*** Block opens ***

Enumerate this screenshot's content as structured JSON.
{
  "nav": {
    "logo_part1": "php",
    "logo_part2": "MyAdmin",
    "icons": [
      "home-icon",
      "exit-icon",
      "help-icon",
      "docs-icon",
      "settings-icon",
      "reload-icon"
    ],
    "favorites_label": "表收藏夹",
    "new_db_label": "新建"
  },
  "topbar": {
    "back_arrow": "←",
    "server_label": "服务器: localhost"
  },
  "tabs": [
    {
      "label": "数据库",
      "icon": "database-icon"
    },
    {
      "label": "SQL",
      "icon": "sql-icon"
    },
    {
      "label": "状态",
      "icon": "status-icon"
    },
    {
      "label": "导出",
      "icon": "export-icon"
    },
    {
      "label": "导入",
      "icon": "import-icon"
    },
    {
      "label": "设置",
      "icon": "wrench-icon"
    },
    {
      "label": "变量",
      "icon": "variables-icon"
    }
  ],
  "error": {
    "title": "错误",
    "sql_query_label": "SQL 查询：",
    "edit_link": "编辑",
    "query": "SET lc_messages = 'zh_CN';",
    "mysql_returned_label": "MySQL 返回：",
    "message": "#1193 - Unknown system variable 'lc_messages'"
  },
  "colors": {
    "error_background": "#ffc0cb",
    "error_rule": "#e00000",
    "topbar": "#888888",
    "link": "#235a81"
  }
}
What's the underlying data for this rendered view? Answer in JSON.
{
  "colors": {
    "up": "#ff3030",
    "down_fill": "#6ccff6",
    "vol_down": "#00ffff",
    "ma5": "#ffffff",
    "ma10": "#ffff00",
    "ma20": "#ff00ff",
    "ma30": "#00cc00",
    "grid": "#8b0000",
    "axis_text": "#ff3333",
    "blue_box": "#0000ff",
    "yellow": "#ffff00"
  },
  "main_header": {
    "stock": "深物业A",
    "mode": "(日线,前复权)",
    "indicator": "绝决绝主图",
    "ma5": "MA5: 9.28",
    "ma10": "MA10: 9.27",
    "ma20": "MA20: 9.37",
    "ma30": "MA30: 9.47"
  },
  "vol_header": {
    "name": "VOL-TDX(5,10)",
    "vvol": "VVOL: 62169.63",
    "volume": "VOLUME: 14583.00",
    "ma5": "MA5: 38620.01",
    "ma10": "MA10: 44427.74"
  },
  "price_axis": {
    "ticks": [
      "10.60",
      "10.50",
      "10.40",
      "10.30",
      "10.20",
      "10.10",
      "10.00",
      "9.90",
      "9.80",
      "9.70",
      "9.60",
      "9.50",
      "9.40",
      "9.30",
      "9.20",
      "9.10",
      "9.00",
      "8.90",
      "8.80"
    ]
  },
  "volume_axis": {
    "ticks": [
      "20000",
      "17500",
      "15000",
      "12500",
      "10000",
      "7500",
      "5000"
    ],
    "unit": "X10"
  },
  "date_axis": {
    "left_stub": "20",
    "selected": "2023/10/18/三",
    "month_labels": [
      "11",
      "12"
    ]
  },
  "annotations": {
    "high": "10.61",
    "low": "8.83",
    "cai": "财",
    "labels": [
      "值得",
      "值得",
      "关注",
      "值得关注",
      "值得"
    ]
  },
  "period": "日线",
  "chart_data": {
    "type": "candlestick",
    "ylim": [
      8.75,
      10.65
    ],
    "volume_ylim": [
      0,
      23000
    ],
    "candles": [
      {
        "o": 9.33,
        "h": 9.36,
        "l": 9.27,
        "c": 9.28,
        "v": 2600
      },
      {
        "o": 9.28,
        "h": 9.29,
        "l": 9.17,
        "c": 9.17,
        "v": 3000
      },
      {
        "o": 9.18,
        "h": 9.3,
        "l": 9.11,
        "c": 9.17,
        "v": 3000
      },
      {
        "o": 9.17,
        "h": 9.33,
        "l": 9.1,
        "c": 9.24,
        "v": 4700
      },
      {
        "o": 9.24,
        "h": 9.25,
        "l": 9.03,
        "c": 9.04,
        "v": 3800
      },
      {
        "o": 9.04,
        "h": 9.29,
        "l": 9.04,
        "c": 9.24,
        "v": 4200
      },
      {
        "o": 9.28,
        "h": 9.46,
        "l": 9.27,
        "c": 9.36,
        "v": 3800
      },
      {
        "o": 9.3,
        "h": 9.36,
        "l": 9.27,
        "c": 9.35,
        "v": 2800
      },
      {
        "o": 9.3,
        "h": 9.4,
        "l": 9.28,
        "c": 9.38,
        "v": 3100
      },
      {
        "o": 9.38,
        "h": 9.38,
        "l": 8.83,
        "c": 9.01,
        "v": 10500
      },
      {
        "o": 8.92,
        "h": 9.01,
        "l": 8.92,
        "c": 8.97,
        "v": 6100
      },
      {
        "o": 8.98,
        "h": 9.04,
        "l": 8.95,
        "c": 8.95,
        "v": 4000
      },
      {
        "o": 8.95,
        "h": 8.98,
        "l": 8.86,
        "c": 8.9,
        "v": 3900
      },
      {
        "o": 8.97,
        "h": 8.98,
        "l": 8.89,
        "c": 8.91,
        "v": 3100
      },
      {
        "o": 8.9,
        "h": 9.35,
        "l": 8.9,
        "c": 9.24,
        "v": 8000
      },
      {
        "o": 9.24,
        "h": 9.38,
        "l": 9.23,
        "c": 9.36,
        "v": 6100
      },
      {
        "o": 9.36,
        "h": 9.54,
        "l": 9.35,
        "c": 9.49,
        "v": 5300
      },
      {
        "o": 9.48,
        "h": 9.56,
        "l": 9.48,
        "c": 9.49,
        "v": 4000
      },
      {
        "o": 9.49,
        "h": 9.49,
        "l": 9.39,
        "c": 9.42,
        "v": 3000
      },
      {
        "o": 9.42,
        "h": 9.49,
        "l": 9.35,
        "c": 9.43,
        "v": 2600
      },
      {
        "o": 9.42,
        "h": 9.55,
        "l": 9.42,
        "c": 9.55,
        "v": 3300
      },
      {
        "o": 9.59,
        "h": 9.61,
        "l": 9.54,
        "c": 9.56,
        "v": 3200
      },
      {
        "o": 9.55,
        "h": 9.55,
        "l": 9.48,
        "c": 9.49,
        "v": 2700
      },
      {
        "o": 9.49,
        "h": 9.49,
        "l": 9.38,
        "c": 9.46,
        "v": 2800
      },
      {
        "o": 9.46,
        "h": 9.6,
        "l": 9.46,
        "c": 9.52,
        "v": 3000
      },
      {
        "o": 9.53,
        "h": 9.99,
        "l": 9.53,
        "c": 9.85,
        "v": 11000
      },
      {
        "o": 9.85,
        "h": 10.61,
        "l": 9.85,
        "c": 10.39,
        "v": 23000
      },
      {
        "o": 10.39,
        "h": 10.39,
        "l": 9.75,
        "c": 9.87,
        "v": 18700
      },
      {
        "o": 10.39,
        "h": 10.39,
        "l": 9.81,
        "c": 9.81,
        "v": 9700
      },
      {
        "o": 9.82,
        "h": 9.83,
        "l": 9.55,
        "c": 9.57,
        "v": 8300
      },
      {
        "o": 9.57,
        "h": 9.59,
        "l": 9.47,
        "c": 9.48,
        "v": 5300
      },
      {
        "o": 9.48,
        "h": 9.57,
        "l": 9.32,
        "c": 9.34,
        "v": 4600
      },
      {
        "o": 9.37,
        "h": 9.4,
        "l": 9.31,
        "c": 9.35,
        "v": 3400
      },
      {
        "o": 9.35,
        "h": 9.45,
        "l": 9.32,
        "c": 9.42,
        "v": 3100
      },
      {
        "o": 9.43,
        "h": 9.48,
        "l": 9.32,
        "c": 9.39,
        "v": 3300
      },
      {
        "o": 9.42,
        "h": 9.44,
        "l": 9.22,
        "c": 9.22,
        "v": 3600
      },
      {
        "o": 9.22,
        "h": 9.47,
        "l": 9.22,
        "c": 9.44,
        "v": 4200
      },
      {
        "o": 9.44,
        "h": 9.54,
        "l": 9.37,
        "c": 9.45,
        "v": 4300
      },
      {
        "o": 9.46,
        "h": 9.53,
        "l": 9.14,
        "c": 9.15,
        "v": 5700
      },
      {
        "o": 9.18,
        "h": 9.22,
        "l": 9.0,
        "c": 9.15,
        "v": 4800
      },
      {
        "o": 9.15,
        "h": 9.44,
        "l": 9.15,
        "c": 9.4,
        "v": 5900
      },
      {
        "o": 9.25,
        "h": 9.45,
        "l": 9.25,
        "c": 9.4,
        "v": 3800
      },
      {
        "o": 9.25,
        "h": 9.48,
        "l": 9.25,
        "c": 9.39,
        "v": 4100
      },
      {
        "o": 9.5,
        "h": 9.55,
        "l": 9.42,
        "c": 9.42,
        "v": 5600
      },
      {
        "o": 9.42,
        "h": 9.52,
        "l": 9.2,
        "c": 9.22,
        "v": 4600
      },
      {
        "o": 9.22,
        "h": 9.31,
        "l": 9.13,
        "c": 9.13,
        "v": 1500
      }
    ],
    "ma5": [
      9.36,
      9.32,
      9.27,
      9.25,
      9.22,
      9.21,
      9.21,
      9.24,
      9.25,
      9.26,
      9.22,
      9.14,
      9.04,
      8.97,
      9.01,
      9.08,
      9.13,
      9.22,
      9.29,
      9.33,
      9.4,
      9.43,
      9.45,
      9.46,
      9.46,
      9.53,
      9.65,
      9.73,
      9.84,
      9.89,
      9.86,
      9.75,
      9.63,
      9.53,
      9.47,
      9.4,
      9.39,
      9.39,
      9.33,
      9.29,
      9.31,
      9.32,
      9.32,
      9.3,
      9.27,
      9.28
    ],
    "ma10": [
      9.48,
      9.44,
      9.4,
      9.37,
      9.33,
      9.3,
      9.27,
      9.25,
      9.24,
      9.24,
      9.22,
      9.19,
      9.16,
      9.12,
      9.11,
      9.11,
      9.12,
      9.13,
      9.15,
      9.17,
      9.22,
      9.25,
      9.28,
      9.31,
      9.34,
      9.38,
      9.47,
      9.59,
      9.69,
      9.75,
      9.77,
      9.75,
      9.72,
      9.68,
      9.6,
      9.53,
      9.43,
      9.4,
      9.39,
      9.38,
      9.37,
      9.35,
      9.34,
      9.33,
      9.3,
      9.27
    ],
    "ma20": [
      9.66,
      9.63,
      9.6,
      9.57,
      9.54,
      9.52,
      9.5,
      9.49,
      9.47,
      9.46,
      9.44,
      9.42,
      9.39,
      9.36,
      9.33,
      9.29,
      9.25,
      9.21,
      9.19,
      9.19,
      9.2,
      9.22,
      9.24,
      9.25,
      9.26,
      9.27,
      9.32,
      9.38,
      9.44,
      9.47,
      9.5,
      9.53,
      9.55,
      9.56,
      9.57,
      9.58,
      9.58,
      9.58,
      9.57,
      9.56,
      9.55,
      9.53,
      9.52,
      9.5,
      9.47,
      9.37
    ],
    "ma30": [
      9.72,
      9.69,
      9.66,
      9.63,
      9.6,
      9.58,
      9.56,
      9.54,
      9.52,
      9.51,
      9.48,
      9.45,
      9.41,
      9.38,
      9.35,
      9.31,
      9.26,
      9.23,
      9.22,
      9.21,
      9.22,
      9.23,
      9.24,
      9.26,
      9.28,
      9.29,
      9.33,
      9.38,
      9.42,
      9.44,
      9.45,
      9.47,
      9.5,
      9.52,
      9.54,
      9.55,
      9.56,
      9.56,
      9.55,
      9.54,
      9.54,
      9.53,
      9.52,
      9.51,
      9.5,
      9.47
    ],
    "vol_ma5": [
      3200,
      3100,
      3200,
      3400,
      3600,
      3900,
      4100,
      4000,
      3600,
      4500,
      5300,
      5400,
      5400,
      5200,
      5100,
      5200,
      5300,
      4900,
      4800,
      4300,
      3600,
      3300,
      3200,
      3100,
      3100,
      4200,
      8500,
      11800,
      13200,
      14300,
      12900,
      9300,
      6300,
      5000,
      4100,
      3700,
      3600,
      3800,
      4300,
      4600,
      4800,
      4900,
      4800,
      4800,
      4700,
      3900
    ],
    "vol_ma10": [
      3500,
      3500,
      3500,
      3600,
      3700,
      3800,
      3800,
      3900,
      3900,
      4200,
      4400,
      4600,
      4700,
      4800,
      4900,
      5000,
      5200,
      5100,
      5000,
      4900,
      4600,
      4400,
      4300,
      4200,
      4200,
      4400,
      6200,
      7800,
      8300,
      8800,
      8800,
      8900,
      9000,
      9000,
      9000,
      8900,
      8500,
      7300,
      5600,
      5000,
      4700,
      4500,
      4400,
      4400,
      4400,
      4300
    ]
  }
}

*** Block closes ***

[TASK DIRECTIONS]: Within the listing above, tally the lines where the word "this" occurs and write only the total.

[RESULT BELOW]: 2